- [Supplied entries]:
[Start of section]
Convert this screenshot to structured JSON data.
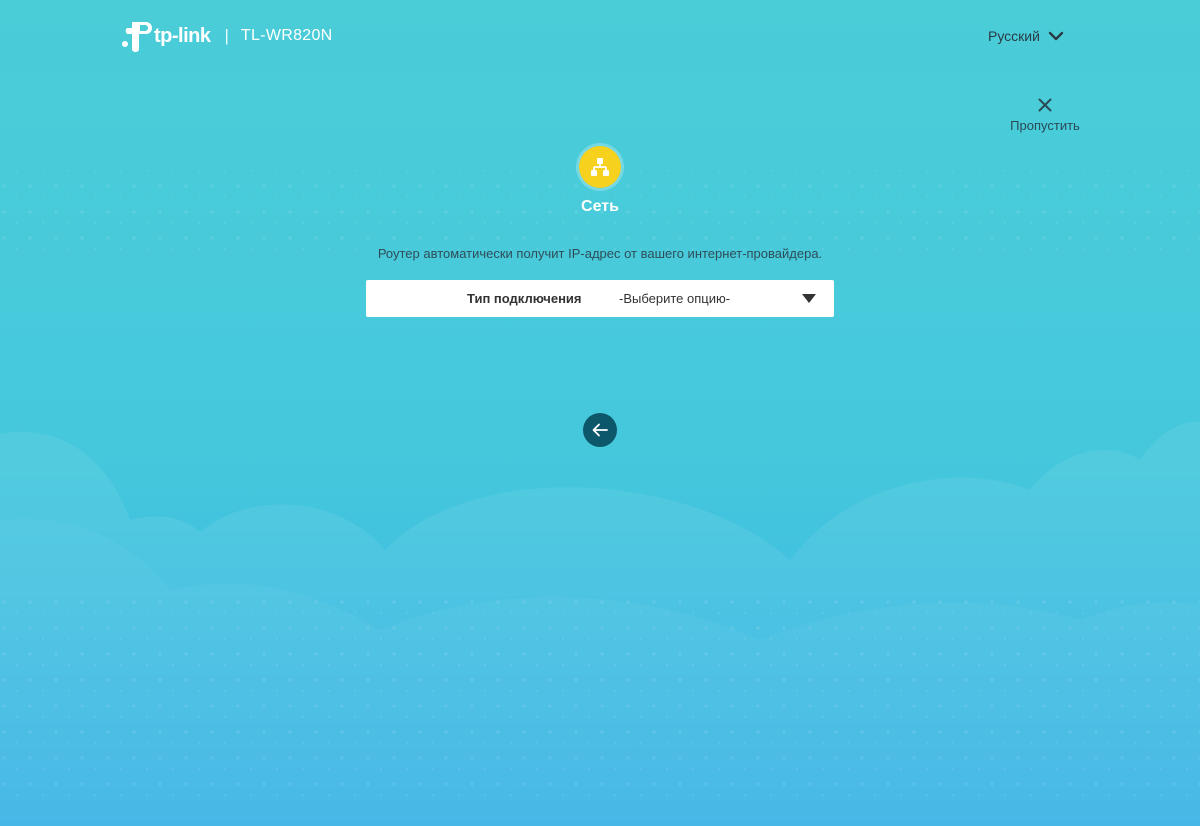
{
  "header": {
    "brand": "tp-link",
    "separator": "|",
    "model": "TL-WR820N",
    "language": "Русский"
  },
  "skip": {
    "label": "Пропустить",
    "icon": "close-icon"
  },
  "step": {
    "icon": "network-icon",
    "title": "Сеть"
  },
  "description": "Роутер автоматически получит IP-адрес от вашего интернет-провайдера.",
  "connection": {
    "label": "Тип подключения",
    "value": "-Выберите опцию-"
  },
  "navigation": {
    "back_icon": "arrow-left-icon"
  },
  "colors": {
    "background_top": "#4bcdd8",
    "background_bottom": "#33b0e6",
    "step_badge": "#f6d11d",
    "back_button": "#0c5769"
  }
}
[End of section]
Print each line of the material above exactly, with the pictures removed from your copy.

Convert this screenshot to structured JSON data.
{
  "header": {
    "brand": "tp-link",
    "separator": "|",
    "model": "TL-WR820N",
    "language": "Русский"
  },
  "skip": {
    "label": "Пропустить",
    "icon": "close-icon"
  },
  "step": {
    "icon": "network-icon",
    "title": "Сеть"
  },
  "description": "Роутер автоматически получит IP-адрес от вашего интернет-провайдера.",
  "connection": {
    "label": "Тип подключения",
    "value": "-Выберите опцию-"
  },
  "navigation": {
    "back_icon": "arrow-left-icon"
  },
  "colors": {
    "background_top": "#4bcdd8",
    "background_bottom": "#33b0e6",
    "step_badge": "#f6d11d",
    "back_button": "#0c5769"
  }
}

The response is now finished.